Michael Groves, assistant professor of chemistry and biochemistry, is the instructor for the physical chemistry lab. The lab accommodates a limited number of students who are required to practice social distancing, wear personal protective equipment and follow university safety and health protocols.
He was one of the many faculty members last spring who had to pivot and deliver lessons online as the coronavirus started spreading throughout the country.
“The biggest thing I noticed was that losing the in-person component made it a lot more difficult to relate to people,” Groves shared. “Sitting on Zoom all day — that’s a challenge.”
This fall, he said he is interacting with students in the lab, guiding them on their projects and is more hands-on in this virtual world.
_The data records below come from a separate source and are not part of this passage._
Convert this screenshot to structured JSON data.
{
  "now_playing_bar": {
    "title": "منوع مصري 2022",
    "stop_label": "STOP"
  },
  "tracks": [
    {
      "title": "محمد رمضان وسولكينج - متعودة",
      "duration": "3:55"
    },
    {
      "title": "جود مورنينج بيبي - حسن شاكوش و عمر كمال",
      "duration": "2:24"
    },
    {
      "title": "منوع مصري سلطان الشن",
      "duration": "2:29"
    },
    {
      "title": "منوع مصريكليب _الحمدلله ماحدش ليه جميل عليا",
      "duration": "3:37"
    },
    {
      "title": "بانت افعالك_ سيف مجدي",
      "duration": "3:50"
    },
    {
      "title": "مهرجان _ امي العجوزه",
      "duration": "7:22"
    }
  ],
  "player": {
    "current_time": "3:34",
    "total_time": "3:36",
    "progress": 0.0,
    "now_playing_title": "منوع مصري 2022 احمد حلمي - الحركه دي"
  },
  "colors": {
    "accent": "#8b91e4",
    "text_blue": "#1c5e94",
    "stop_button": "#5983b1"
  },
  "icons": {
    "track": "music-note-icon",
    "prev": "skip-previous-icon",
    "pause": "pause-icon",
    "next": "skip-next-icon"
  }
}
He also multitasks — helping students online work through problems, answering questions and mentoring.
“This semester I’m trying to let the students talk more,” he said. “I’m trying to get the students to engage with each other, and we’re building a community that way.”
He said he surveyed his students and asked them what they are most worried about this fall.
“A lot of them are concerned about working from home and not being able to focus,” he noted. “Just keeping up — that’s something that a lot of students are really stressed about.”
Before the campus went virtual, Groves and his students would work on a problem together in class. To build more engagement and community, he now gives each group a different question, and students work together to solve it and post the answer before the start of the next class.
“Little changes like that — I’m finding it’s working fairly well,” Groves said.
For the Love of Science
Garawi, Gonzalez Jimenez and Russell all say that while the teaching methods have changed a bit, the reasons they want to be scientists and researchers remain the same.
“I’ve always had an affinity for chemistry and hands-on sciences where we’re looking into problems and trying to find solutions to them right now,” Russell explained.
Gonzalez Jimenez says his love of science comes from his mom, who made him memorize multiplication tables when he got in trouble. “I love discovering new things,” he smiled.
For Gawai, the answer is simple: “Science is fun.”